Mourning the death of the Waldenbooks at the mall. “But in a way I’m glad, as this means that yet another supposed agent of publishing’s ever-imminent death is now biting the dust itself.”
After his death, fans of David Foster Wallace canonized him as a prophet, according him a degree of benevolence shared by almost no one in American letters. In New York Magazine, Christian Lorentzen argues that Wallace himself worried about this happening, and says he’d “probably be the last person to argue for his sainthood.” His essay pairs nicely with Jonathan Russell Clark on The David Foster Wallace Reader.
Julie Delphy's second film as writer/director/actress is released in Europe this month. The subject is 16th century Hungarian/Transylvanian countess Erzsébet Bàthory, known for murdering young girls to bathe in their blood and considered by some the first female serial killer.
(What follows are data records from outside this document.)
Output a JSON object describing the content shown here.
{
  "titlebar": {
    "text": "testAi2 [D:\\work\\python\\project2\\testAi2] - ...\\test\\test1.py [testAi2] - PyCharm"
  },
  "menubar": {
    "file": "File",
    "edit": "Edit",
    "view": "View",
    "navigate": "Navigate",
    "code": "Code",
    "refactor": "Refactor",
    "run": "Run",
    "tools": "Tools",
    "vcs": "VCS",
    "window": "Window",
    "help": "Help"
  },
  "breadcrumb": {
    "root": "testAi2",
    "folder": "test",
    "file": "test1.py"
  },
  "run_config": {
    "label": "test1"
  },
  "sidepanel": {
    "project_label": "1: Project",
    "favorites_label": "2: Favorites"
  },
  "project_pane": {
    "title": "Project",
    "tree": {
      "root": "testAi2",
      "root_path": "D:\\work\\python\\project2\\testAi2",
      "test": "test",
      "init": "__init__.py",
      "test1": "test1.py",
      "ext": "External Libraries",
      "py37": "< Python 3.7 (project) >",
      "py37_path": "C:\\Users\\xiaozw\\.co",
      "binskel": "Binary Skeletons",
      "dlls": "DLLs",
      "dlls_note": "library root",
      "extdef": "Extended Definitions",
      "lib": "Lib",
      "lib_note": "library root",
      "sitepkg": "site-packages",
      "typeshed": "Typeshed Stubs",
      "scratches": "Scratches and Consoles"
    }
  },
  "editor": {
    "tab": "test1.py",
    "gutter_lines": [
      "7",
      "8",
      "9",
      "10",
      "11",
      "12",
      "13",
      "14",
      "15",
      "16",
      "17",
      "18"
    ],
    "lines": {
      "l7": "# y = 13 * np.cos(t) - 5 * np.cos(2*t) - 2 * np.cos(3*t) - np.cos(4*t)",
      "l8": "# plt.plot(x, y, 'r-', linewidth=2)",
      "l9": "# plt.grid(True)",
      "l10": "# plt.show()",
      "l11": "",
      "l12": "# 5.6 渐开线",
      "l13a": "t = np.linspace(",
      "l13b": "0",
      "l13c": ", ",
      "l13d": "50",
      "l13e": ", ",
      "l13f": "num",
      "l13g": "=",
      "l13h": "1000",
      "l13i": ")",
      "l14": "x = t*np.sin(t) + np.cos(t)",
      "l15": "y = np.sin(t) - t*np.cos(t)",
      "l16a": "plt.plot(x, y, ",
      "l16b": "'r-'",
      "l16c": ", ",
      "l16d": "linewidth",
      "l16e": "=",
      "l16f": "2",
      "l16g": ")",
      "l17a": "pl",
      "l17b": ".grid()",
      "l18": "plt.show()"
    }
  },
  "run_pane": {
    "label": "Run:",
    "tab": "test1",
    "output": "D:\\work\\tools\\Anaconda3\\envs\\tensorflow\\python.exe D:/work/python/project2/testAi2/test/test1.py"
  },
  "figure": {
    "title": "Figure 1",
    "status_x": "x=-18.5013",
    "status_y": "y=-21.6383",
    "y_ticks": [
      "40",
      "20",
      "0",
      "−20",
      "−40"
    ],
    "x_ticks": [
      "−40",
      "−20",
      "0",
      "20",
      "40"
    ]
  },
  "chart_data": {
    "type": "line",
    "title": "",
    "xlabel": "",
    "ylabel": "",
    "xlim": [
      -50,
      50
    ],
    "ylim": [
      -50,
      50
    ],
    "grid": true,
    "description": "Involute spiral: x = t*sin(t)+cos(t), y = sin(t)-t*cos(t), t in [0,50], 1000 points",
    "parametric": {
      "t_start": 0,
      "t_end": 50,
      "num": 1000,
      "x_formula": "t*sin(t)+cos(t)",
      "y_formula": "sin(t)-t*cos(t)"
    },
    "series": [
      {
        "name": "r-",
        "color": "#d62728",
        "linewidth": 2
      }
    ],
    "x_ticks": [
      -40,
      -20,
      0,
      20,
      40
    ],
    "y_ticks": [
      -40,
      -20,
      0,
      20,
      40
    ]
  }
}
Judging from the trailer, Delphy's film doesn't appear to equal earlier visions of the Bloody Countess (French Surrealist Valentine Penrose's hallucinatory biography, for example, or Terry Gilliam's Mirror Queen (Monica Bellucci) in The Brothers Grimm).